Activity. Return all lines of the data in which the string "number" occurs.

Provided data.
_ _ _ _ _

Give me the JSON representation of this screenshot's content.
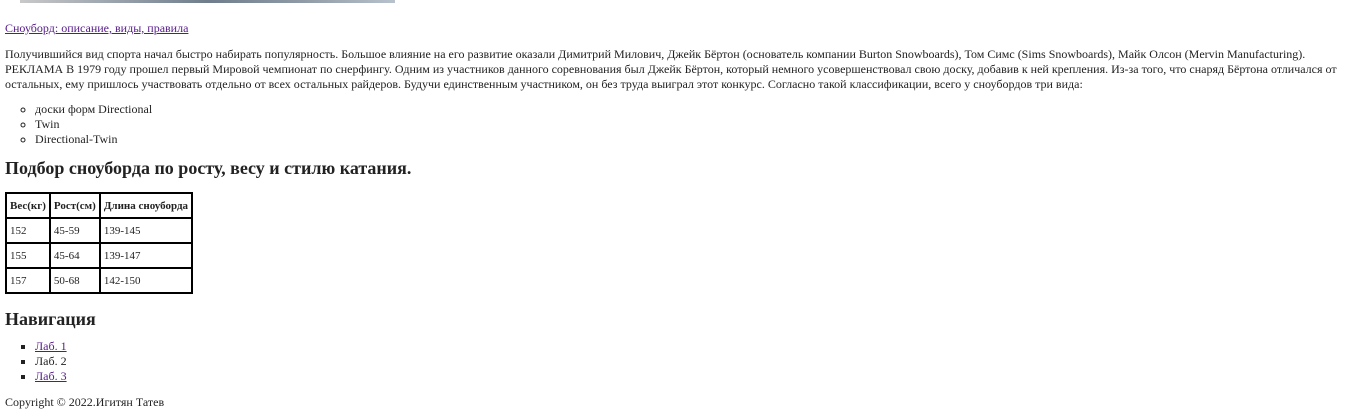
{
  "header": {
    "title_link": "Сноуборд: описание, виды, правила"
  },
  "article": {
    "paragraph": "Получившийся вид спорта начал быстро набирать популярность. Большое влияние на его развитие оказали Димитрий Милович, Джейк Бёртон (основатель компании Burton Snowboards), Том Симс (Sims Snowboards), Майк Олсон (Mervin Manufacturing). РЕКЛАМА В 1979 году прошел первый Мировой чемпионат по снерфингу. Одним из участников данного соревнования был Джейк Бёртон, который немного усовершенствовал свою доску, добавив к ней крепления. Из-за того, что снаряд Бёртона отличался от остальных, ему пришлось участвовать отдельно от всех остальных райдеров. Будучи единственным участником, он без труда выиграл этот конкурс. Согласно такой классификации, всего у сноубордов три вида:",
    "kinds": [
      "доски форм Directional",
      "Twin",
      "Directional-Twin"
    ]
  },
  "selection": {
    "heading": "Подбор сноуборда по росту, весу и стилю катания.",
    "table": {
      "headers": [
        "Вес(кг)",
        "Рост(см)",
        "Длина сноуборда"
      ],
      "rows": [
        [
          "152",
          "45-59",
          "139-145"
        ],
        [
          "155",
          "45-64",
          "139-147"
        ],
        [
          "157",
          "50-68",
          "142-150"
        ]
      ]
    }
  },
  "navigation": {
    "heading": "Навигация",
    "items": [
      {
        "label": "Лаб. 1",
        "link": true
      },
      {
        "label": "Лаб. 2",
        "link": false
      },
      {
        "label": "Лаб. 3",
        "link": true
      }
    ]
  },
  "footer": {
    "copyright": "Copyright © 2022.Игитян Татев"
  },
  "colors": {
    "link": "#551a8b",
    "text": "#222222",
    "border": "#000000"
  }
}
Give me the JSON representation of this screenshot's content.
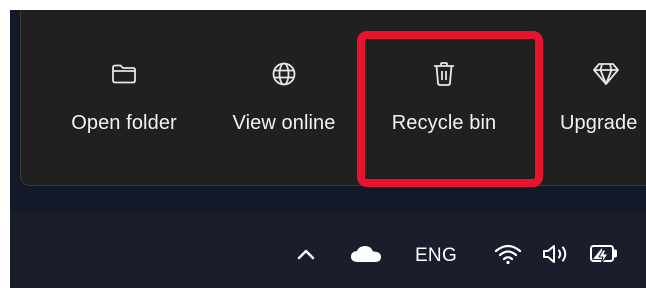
{
  "flyout": {
    "actions": [
      {
        "label": "Open folder",
        "icon": "folder-icon"
      },
      {
        "label": "View online",
        "icon": "globe-icon"
      },
      {
        "label": "Recycle bin",
        "icon": "trash-icon"
      },
      {
        "label": "Upgrade",
        "icon": "diamond-icon"
      }
    ],
    "highlight_color": "#e8132f"
  },
  "taskbar": {
    "tray": {
      "chevron_icon": "chevron-up-icon",
      "cloud_icon": "onedrive-cloud-icon",
      "language": "ENG",
      "wifi_icon": "wifi-icon",
      "volume_icon": "volume-icon",
      "battery_icon": "battery-charging-icon"
    }
  },
  "colors": {
    "flyout_bg": "#202020",
    "desktop_bg": "#14192a",
    "text": "#f2f2f2"
  }
}
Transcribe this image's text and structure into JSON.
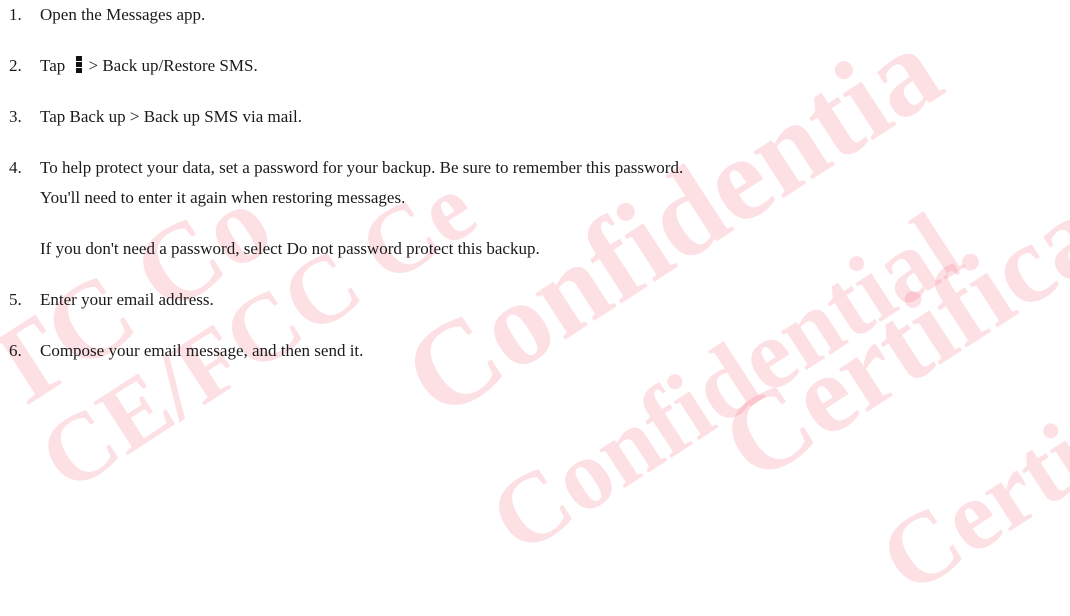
{
  "watermark": {
    "lines": [
      "TC Co",
      "CE/FCC Ce",
      "Confidentia",
      "Confidential",
      "Certificatio",
      "Certif"
    ]
  },
  "steps": [
    {
      "number": "1.",
      "text": "Open the Messages app."
    },
    {
      "number": "2.",
      "text_before": "Tap",
      "icon": "more-options-icon",
      "text_after": "> Back up/Restore SMS."
    },
    {
      "number": "3.",
      "text": "Tap Back up > Back up SMS via mail."
    },
    {
      "number": "4.",
      "text": "To help protect your data, set a password for your backup. Be sure to remember this password.",
      "text_continued": "You'll need to enter it again when restoring messages.",
      "note": "If you don't need a password, select Do not password protect this backup."
    },
    {
      "number": "5.",
      "text": "Enter your email address."
    },
    {
      "number": "6.",
      "text": "Compose your email message, and then send it."
    }
  ]
}
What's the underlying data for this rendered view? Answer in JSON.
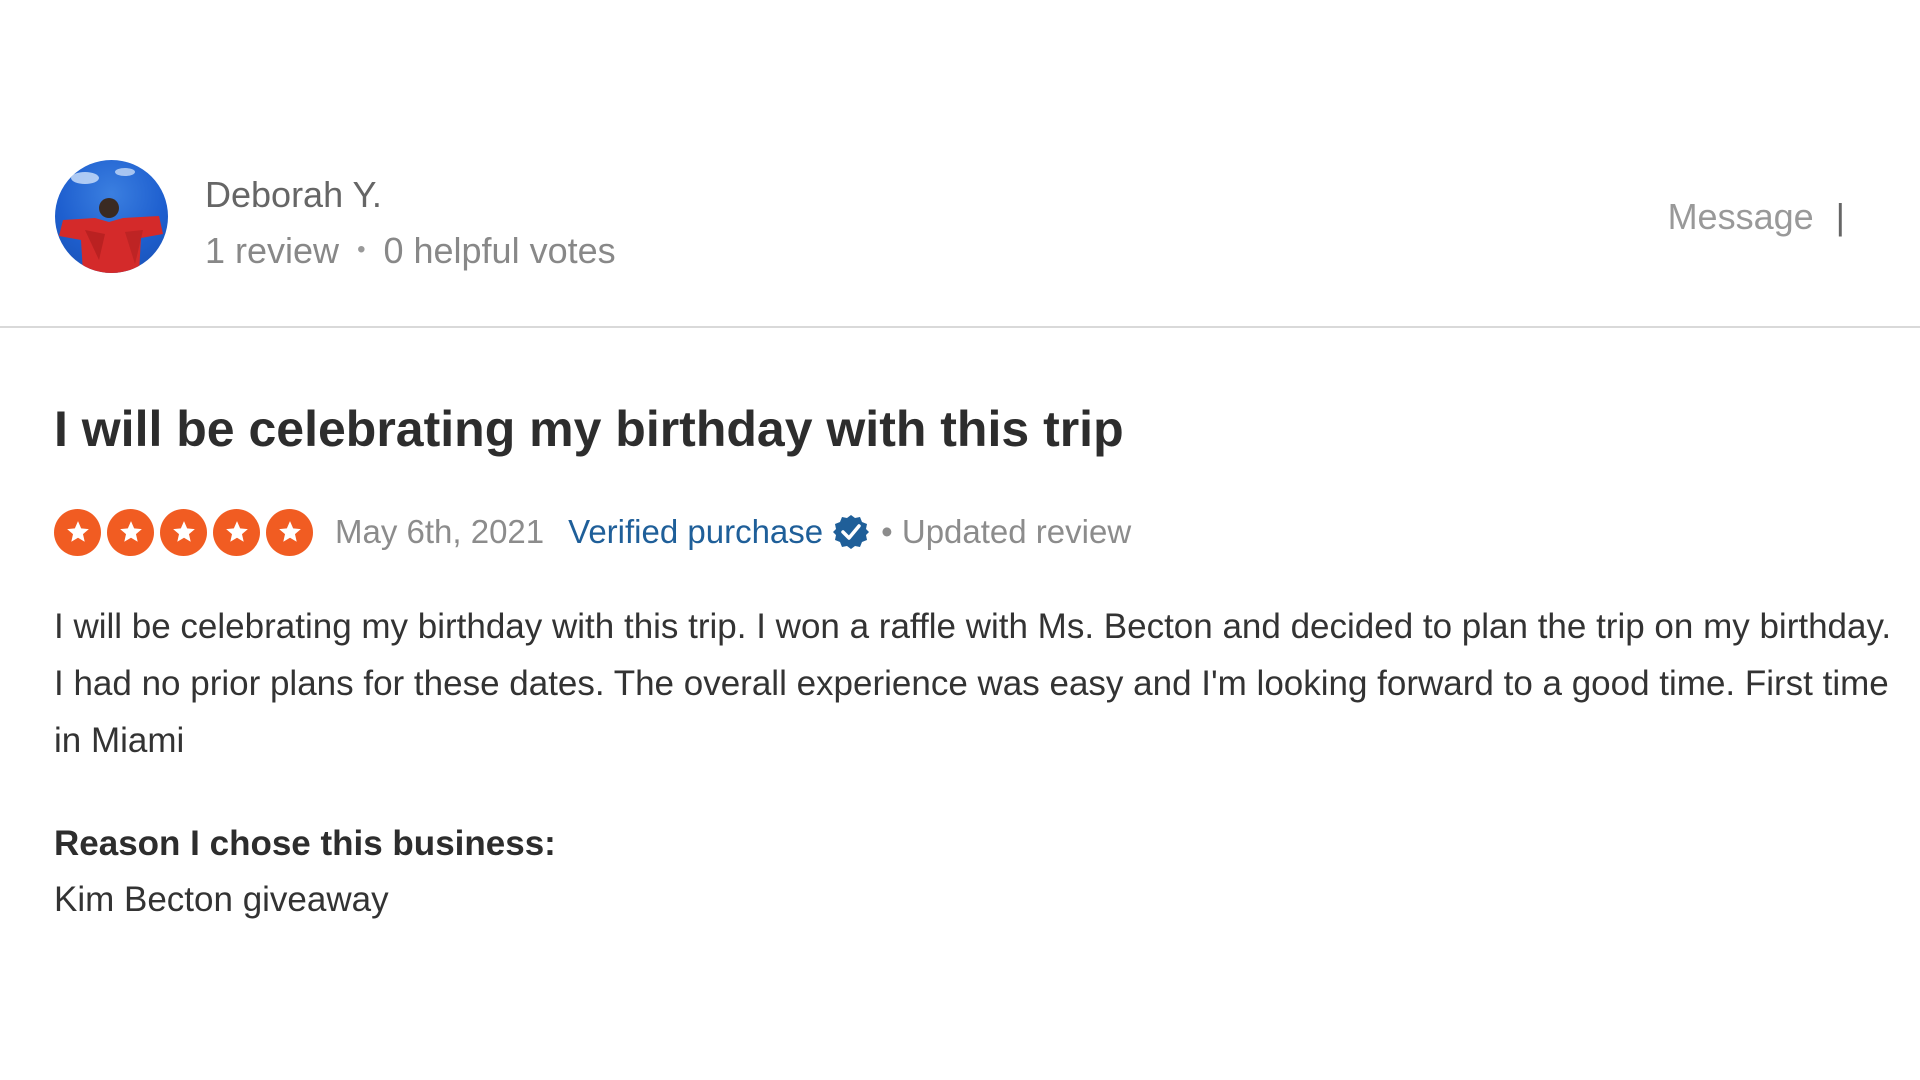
{
  "reviewer": {
    "name": "Deborah Y.",
    "review_count": "1 review",
    "separator": "•",
    "helpful_votes": "0 helpful votes",
    "avatar_icon": "avatar-icon"
  },
  "actions": {
    "message_label": "Message",
    "bar": "|"
  },
  "review": {
    "title": "I will be celebrating my birthday with this trip",
    "rating": 5,
    "rating_max": 5,
    "star_color": "#f15c22",
    "date": "May 6th, 2021",
    "verified_label": "Verified purchase",
    "verified_icon": "check-circle-icon",
    "updated_label": "• Updated review",
    "body": "I will be celebrating my birthday with this trip. I won a raffle with Ms. Becton and decided to plan the trip on my birthday. I had no prior plans for these dates. The overall experience was easy and I'm looking forward to a good time. First time in Miami",
    "reason_label": "Reason I chose this business:",
    "reason_value": "Kim Becton giveaway"
  },
  "colors": {
    "accent_link": "#1f5f99",
    "star": "#f15c22"
  }
}
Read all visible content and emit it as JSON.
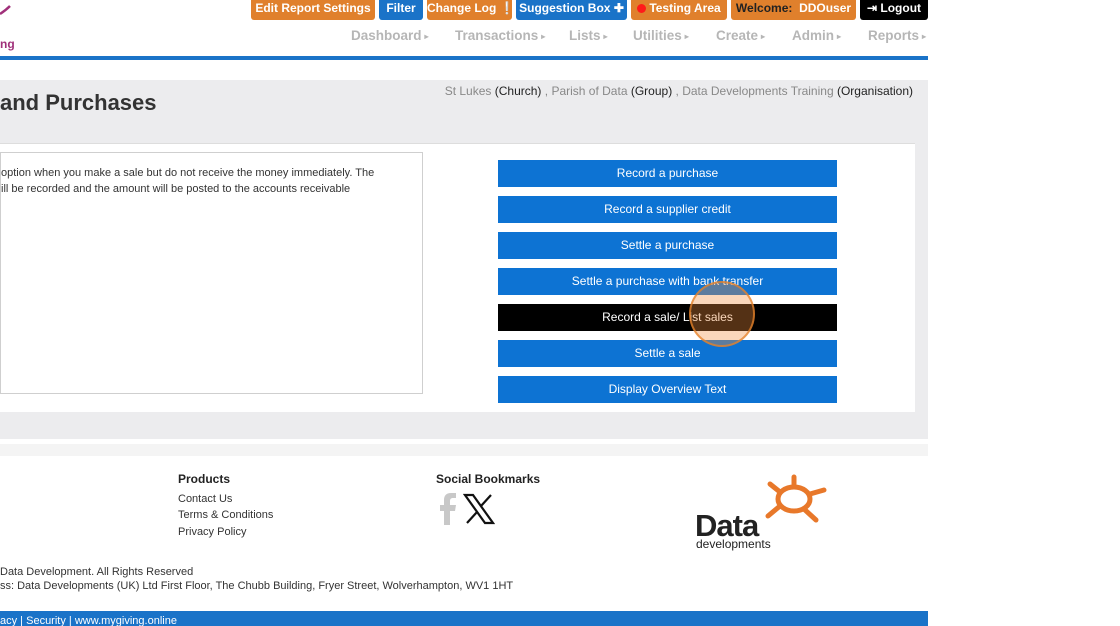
{
  "topbar": {
    "edit_report_settings": "Edit Report Settings",
    "filter": "Filter",
    "change_log": "Change Log",
    "suggestion_box": "Suggestion Box",
    "testing_area": "Testing Area",
    "welcome_label": "Welcome:",
    "welcome_user": "DDOuser",
    "logout": "Logout"
  },
  "brand_fragment": "ng",
  "nav": {
    "items": [
      "Dashboard",
      "Transactions",
      "Lists",
      "Utilities",
      "Create",
      "Admin",
      "Reports"
    ]
  },
  "breadcrumb": {
    "church": "St Lukes",
    "church_type": "(Church)",
    "parish": "Parish of Data",
    "parish_type": "(Group)",
    "org": "Data Developments Training",
    "org_type": "(Organisation)"
  },
  "page_title": "and Purchases",
  "description": {
    "line1": "option when you make a sale but do not receive the money immediately. The",
    "line2": "ill be recorded and the amount will be posted to the accounts receivable"
  },
  "actions": [
    "Record a purchase",
    "Record a supplier credit",
    "Settle a purchase",
    "Settle a purchase with bank transfer",
    "Record a sale/ List sales",
    "Settle a sale",
    "Display Overview Text"
  ],
  "footer": {
    "products_heading": "Products",
    "links": [
      "Contact Us",
      "Terms & Conditions",
      "Privacy Policy"
    ],
    "social_heading": "Social Bookmarks",
    "copyright": "Data Development. All Rights Reserved",
    "address": "ss: Data Developments (UK) Ltd First Floor, The Chubb Building, Fryer Street, Wolverhampton, WV1 1HT",
    "logo_main": "Data",
    "logo_sub": "developments",
    "bottom_links": [
      "acy",
      "Security",
      "www.mygiving.online"
    ]
  },
  "colors": {
    "primary_blue": "#1a73c8",
    "orange": "#e0802c",
    "active_button": "#000000"
  }
}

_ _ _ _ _

Answer section.
      "number": "1.",
      "number": "2.",
      "number": "3.",
      "number": "4.",
      "number": "5.",
      "number": "6.",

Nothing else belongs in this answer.